One out of every four college-aged women has an eating disorder, and three minutes spent looking at a fashion magazine caused 70 per cent of women to feel depressed, guilty, and shameful.

Poor self-esteem and body image can lead people to feel depressed, fall short of their potential or tolerate abusive relationships, according to Psychology Today. And when there are thousands of toxic messages in media and advertising that can threaten your sense of self-worth every single day, developing media literacy can actually help you feel happier and be more successful.

It was clear to Adios Barbie co-editors Sharon Haywood, Pia Guerrero and Ophira Edut that promoting media awareness would be a cornerstone in their efforts to promote healthy body image. In addition to providing media commentary on their website and book, Body Outlaws, Adios Barbie editors lead media literacy workshops on topics including body image, race and representation, and violence in the media.

"When we started Adios Barbie in 1998, the general public didn't even know what the term ‘body image' meant. Our intent was to inspire critical thinking around the negative impact media representation has on healthy identity and body image," says Pia Guerrero.

Men suffer from violent and hypersexualized content in media as well, Guerrero argues:

"While the media drills into us the constant message that the role of women is to be submissive to men and be passive sexual objects to be physically admired or consumed, it also sends the message that men are inherently violent, inconsiderate and tough. This representation of both genders has become ‘normal' in our culture and as a result is left unquestioned or accepted."

And if that doesn't sound bad enough, Adios Barbie points out that ads featuring women of colour can reinforce both gender and racial stereotypes, such as this ad for Tiger Beer, which ran in the U.K:

Luckily, Adios Barbie is part of a great variety of innovative efforts to educate the public to be more media aware, including the award-winning film and lecture series by Jean Kilbourne, Killing Us Softly: Advertising's Image of Women.

So there is hope! Once more people become media aware, the 3,000 advertisements and other forms of media we see every day will have less power to perpetuate things like violence, sexism, racism and body anxiety in our society. Here are some simple steps you can take to take back the power from advertisers today:

Thank you for reading this story…

More people are reading rabble.ca than ever and unlike many news organizations, we have never put up a paywall – at rabble we’ve always believed in making our reporting and analysis free to all, while striving to make it sustainable as well.

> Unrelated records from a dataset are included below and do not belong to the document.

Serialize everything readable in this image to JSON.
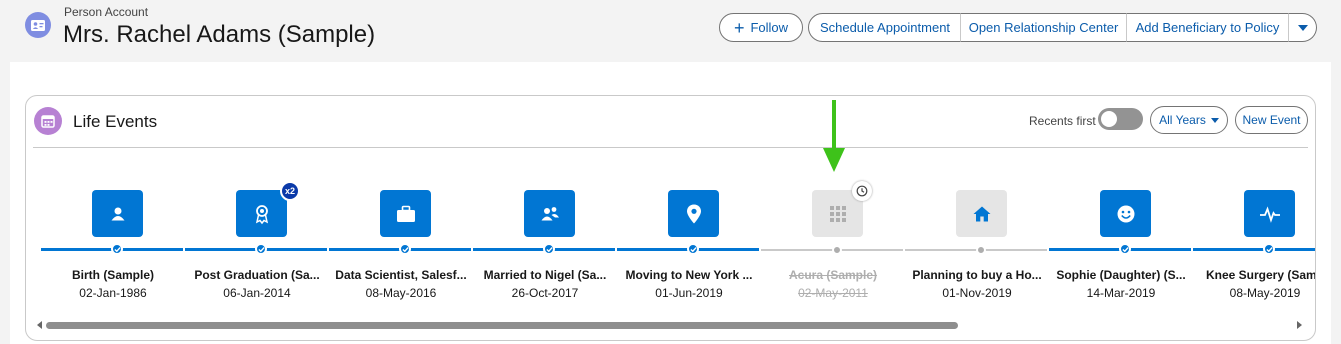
{
  "header": {
    "subtitle": "Person Account",
    "title": "Mrs. Rachel Adams (Sample)",
    "icon": "person-account-icon"
  },
  "actions": {
    "follow_label": "Follow",
    "schedule_label": "Schedule Appointment",
    "relationship_label": "Open Relationship Center",
    "beneficiary_label": "Add Beneficiary to Policy"
  },
  "life_events": {
    "title": "Life Events",
    "recents_label": "Recents first",
    "recents_on": false,
    "years_label": "All Years",
    "new_event_label": "New Event",
    "events": [
      {
        "title": "Birth (Sample)",
        "date": "02-Jan-1986",
        "icon": "person-icon",
        "status": "complete"
      },
      {
        "title": "Post Graduation (Sa...",
        "date": "06-Jan-2014",
        "icon": "award-icon",
        "status": "complete",
        "badge": "x2"
      },
      {
        "title": "Data Scientist, Salesf...",
        "date": "08-May-2016",
        "icon": "briefcase-icon",
        "status": "complete"
      },
      {
        "title": "Married to Nigel (Sa...",
        "date": "26-Oct-2017",
        "icon": "couple-icon",
        "status": "complete"
      },
      {
        "title": "Moving to New York ...",
        "date": "01-Jun-2019",
        "icon": "map-pin-icon",
        "status": "complete"
      },
      {
        "title": "Acura (Sample)",
        "date": "02-May-2011",
        "icon": "grid-icon",
        "status": "cancelled"
      },
      {
        "title": "Planning to buy a Ho...",
        "date": "01-Nov-2019",
        "icon": "home-icon",
        "status": "planned"
      },
      {
        "title": "Sophie (Daughter) (S...",
        "date": "14-Mar-2019",
        "icon": "smiley-icon",
        "status": "complete"
      },
      {
        "title": "Knee Surgery (Samp",
        "date": "08-May-2019",
        "icon": "pulse-icon",
        "status": "complete"
      }
    ]
  },
  "colors": {
    "brand_blue": "#0176d3",
    "link_blue": "#0b5cab",
    "annotation_green": "#3ec21a"
  }
}
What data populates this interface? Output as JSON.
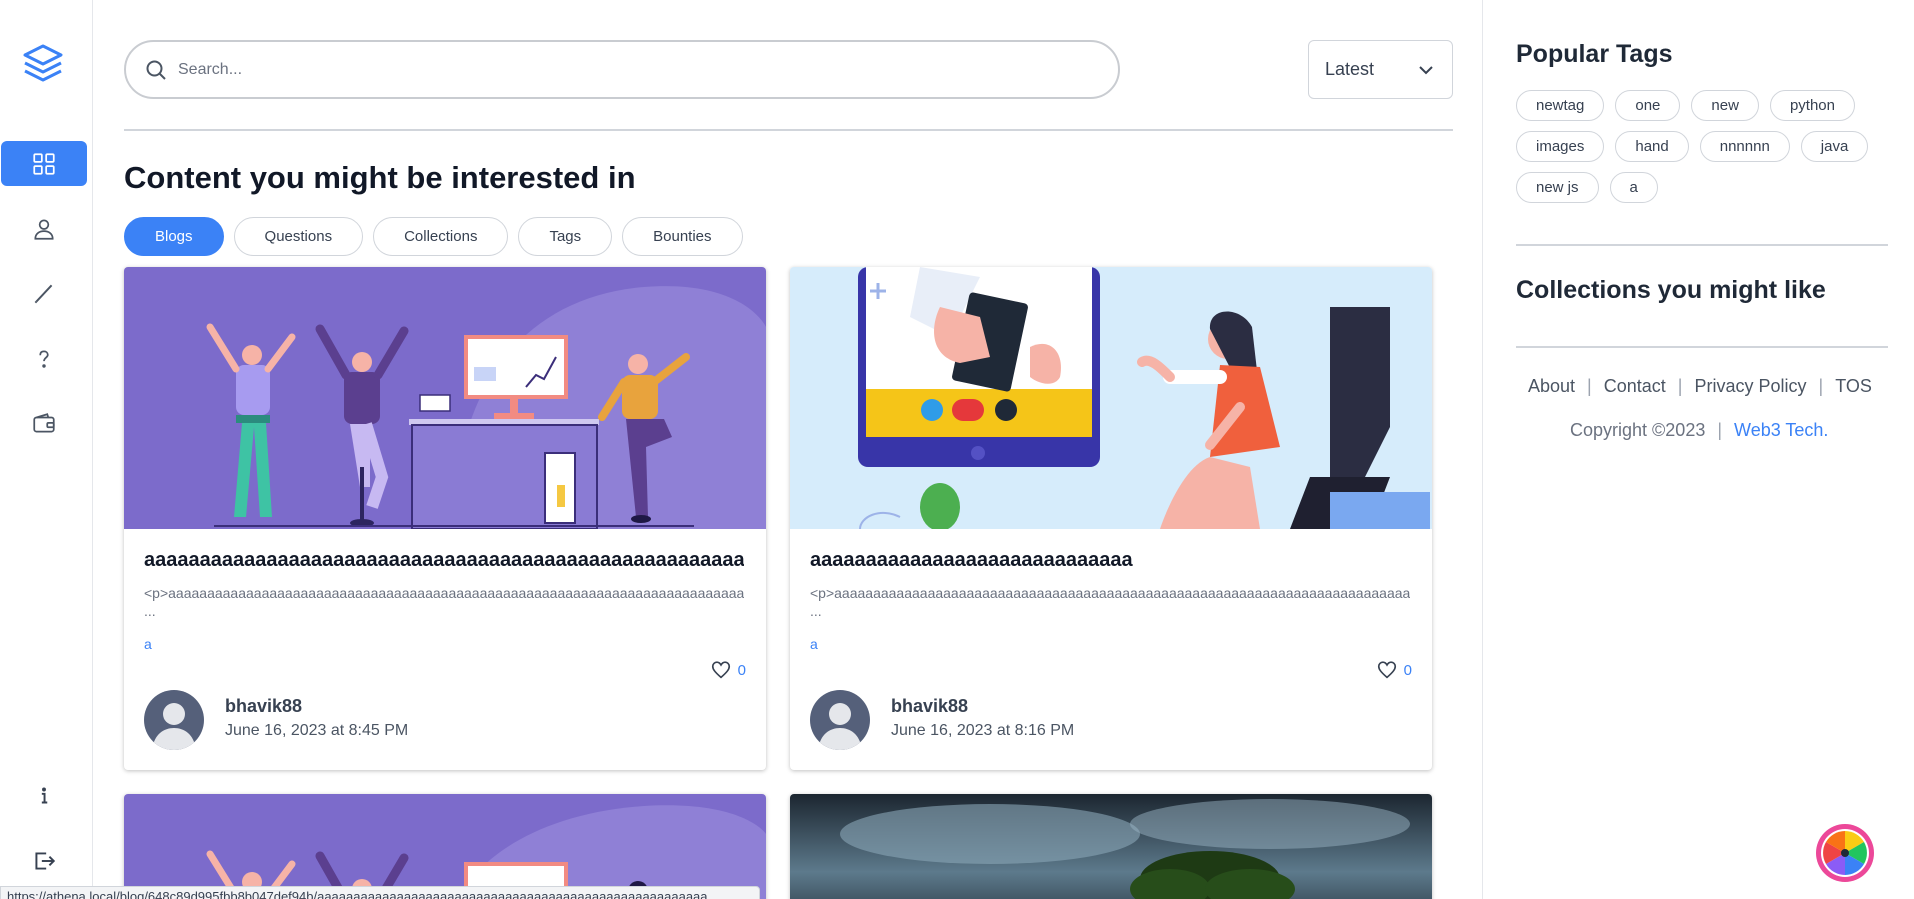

Media isn’t free to produce. rabble’s total budget is likely less than what big corporate media spend on photocopying (we kid you not!) and we do not have any major foundation, sponsor or angel investor. Our main supporters are people and organizations -- like you. This is why we need your help. You are what keep us sustainable.

rabble.ca has staked its existence on you. We live or die on community support -- your support! We get hundreds of thousands of visitors and we believe in them. We believe in you. We believe people will put in what they can for the greater good. We call that sustainable.

So what is the easy answer for us? Depend on a community of visitors who care passionately about media that amplifies the voices of people struggling for change and justice. It really is that simple. When the people who visit rabble care enough to contribute a bit then it works for everyone.

And so we’re asking you if you could make a donation, right now, to help us carry forward on our mission. Make a donation today.


We welcome your comments! rabble.ca embraces a pro-human rights, pro-feminist, anti-racist, queer-positive, anti-imperialist and pro-labour stance, and encourages discussions which develop progressive thought. Our full comment policy can be found here. Learn more about Disqus on rabble.ca and your privacy here. Please keep in mind:


  • Tell the truth and avoid rumours.
  • Add context and background.
  • Report typos and logical fallacies.
  • Be respectful.
  • Respect copyright - link to articles.
  • Stay focused. Bring in-depth commentary to our discussion forum, babble.


  • Use oppressive/offensive language.
  • Libel or defame.
  • Bully or troll.
  • Post spam.
  • Engage trolls. Flag suspect activity instead.